Say goodbye to the New Orleans school board you used to know.
When Senate Bill 432—which called for a return of certain Recovery School District (RSD) schools from the state to the transferring school board—passed and was signed into law as Act 91 it should have been evident to New Orleanians that despite a gradual return to local control they would not be witnessing the same old school board that they once knew.
The school board and its members will have less power than the pre-Katrina school board. The Orleans Parish School Board (OPSB) will have no say in charter school curriculum, personnel, yearly calendar or contracts—essentially they will be removed from the operational procedures of charter schools.
This new age school board will definitely need a new way of thinking and creative game planning in order to spread its influence, ideas and to ensure that charter schools reach school board benchmarks.
I had the pleasure of sitting down with Ben Kleban, CEO of New Orleans College Prep, who recently won a school board seat serving the 5th district (he will be stepping down from his role at New Orleans College Prep). During our conversation, Kleban articulated some creative ideas about how to get New Orleans schools moving forward toward sustained future progress.
What determined your decision to run for the school board?
I see it as a real opportunity to bring an end to a fragmented system. I wonder, how many more gains can we achieve if we worked together toward a unified goal? Everyone on the same page, unifying the resources and officially dealing with the shortcomings in the system when they exist collectively. I’m thinking more of the future than I am of the past.
What are your thoughts on how the school board, along with the unification, will be beneficial to parents and families?
The ability to have local democracy where a parent doesn’t have to drive to Baton Rouge to address a group of officials that are out of touch—by no fault of their own—but they don’t live here in New Orleans.

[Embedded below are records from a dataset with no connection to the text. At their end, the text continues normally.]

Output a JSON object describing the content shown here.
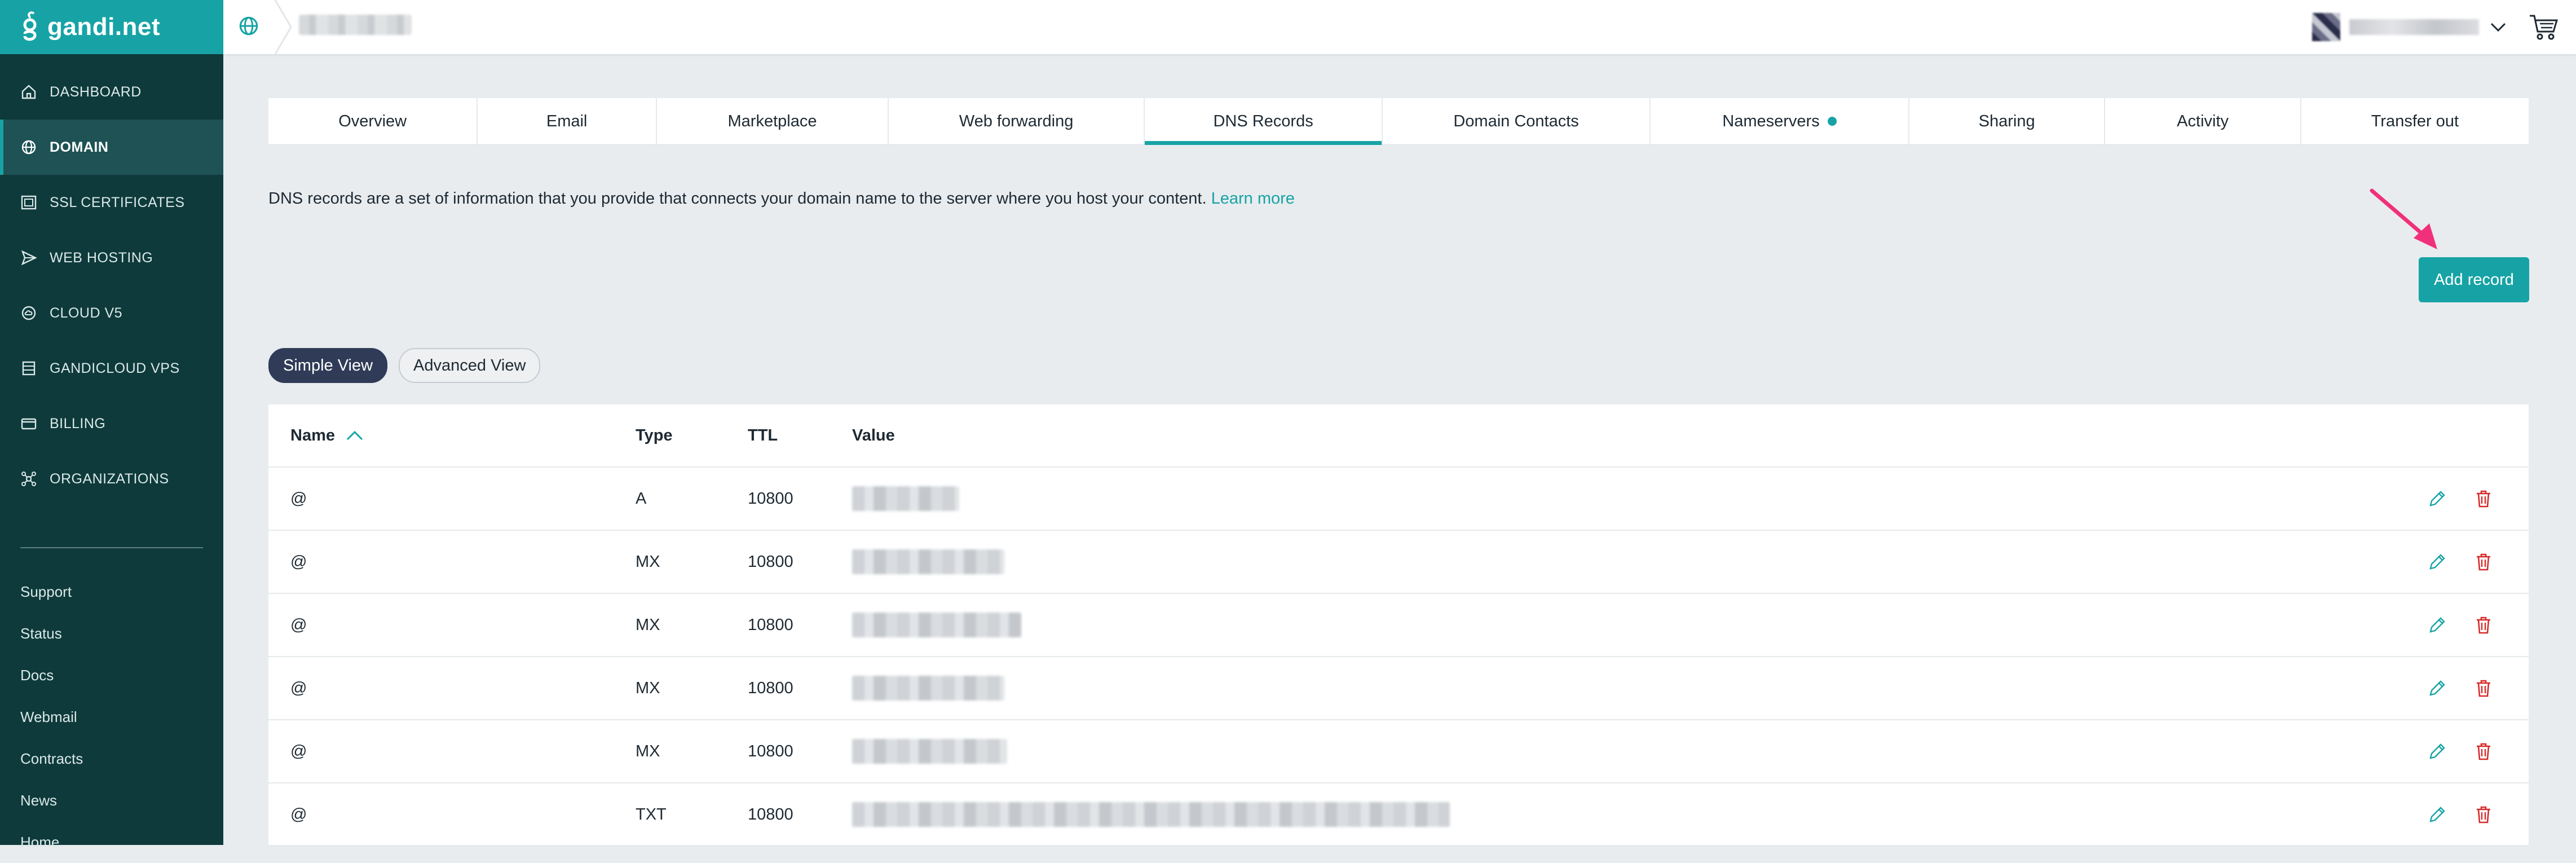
{
  "app": {
    "brand": "gandi.net",
    "accent": "#17a3a5",
    "sidebar_bg": "#0e3a3b"
  },
  "sidebar": {
    "nav": [
      {
        "label": "DASHBOARD",
        "icon": "home-icon"
      },
      {
        "label": "DOMAIN",
        "icon": "globe-icon",
        "active": true
      },
      {
        "label": "SSL CERTIFICATES",
        "icon": "certificate-icon"
      },
      {
        "label": "WEB HOSTING",
        "icon": "paper-plane-icon"
      },
      {
        "label": "CLOUD V5",
        "icon": "cloud-icon"
      },
      {
        "label": "GANDICLOUD VPS",
        "icon": "server-icon"
      },
      {
        "label": "BILLING",
        "icon": "credit-card-icon"
      },
      {
        "label": "ORGANIZATIONS",
        "icon": "organization-icon"
      }
    ],
    "links": [
      "Support",
      "Status",
      "Docs",
      "Webmail",
      "Contracts",
      "News",
      "Home"
    ]
  },
  "tabs": [
    {
      "label": "Overview"
    },
    {
      "label": "Email"
    },
    {
      "label": "Marketplace"
    },
    {
      "label": "Web forwarding"
    },
    {
      "label": "DNS Records",
      "active": true
    },
    {
      "label": "Domain Contacts"
    },
    {
      "label": "Nameservers",
      "badge": true
    },
    {
      "label": "Sharing"
    },
    {
      "label": "Activity"
    },
    {
      "label": "Transfer out"
    }
  ],
  "intro": {
    "text": "DNS records are a set of information that you provide that connects your domain name to the server where you host your content.",
    "link": "Learn more"
  },
  "add_record_label": "Add record",
  "views": {
    "simple": "Simple View",
    "advanced": "Advanced View"
  },
  "table": {
    "headers": {
      "name": "Name",
      "type": "Type",
      "ttl": "TTL",
      "value": "Value"
    },
    "rows": [
      {
        "name": "@",
        "type": "A",
        "ttl": "10800"
      },
      {
        "name": "@",
        "type": "MX",
        "ttl": "10800"
      },
      {
        "name": "@",
        "type": "MX",
        "ttl": "10800"
      },
      {
        "name": "@",
        "type": "MX",
        "ttl": "10800"
      },
      {
        "name": "@",
        "type": "MX",
        "ttl": "10800"
      },
      {
        "name": "@",
        "type": "TXT",
        "ttl": "10800"
      }
    ]
  }
}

Parents should be more engaged to advocate for their children. Local school boards offer a more direct connection and opportunity for development of relationships with parents and students. A relationship that should be healthy for the success of schools.
The education of special needs students in our community is so important. What would make this process more efficient?

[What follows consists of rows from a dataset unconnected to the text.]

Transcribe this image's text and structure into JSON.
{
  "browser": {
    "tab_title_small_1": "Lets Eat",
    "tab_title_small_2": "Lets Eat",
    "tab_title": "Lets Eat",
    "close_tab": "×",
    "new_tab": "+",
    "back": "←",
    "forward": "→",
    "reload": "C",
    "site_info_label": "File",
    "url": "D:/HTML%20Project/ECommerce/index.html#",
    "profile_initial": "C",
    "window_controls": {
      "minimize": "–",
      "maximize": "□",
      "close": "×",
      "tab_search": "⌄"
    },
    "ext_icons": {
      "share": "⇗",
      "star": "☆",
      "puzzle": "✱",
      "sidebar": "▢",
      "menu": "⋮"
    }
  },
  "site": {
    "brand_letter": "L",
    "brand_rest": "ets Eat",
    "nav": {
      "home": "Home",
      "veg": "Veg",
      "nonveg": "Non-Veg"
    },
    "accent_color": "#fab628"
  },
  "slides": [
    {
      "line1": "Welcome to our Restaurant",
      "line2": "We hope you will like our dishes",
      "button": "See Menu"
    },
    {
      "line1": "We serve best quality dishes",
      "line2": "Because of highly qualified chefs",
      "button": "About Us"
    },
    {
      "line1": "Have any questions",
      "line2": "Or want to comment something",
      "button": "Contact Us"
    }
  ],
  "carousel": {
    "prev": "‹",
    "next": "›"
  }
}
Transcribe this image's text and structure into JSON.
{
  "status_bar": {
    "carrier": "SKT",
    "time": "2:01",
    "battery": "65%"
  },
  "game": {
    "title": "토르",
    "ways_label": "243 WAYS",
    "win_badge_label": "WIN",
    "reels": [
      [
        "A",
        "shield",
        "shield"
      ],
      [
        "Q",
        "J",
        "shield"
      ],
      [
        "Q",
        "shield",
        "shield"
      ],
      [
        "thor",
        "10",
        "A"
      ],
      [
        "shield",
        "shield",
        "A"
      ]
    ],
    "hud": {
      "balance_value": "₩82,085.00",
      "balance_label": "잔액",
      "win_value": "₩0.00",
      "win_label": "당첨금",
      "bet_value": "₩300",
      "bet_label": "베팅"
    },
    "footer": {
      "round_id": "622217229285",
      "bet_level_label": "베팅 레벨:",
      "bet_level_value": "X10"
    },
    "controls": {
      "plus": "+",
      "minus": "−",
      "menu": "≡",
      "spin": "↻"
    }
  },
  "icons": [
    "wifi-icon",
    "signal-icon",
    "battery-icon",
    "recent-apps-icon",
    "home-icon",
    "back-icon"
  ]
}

The local school board should be more accountable for the writing, governing and implementation of Individualized Education Plans for special needs students. We need to make sure that each child is receiving adequate services that match their needs and we must be more vigilant in identifying violation issues. We should ensure that federal and state laws are being followed and we must commit ourselves to communicating to and educate parents about the process.
You wrote an article about your re-evaluation of discipline and suspensions. Can you elaborate?
I’d like to think that I have become better now than I was 10 years ago. I know a lot more about our kids in our community as well. When I assessed what New Orleans College Prep was doing well, I discovered that suspensions rates wasn’t one of them.
We were following a one-size-fits-all process that wasn’t working. When we started looking at individual kids and addressing their issues, we determined that what one child responded to well and what made them successful was totally different from another child. We needed a system that would not just involve suspensions and force but alternative individualized actions.
Any last thoughts on the unification?
If the leadership of the system at the board level, the superintendent and the key stakeholders—the voices of input—are all on the same page and working from the same playbook to get to a common goal for our kids then there has got to be more opportunity for progress than what we have had thus far.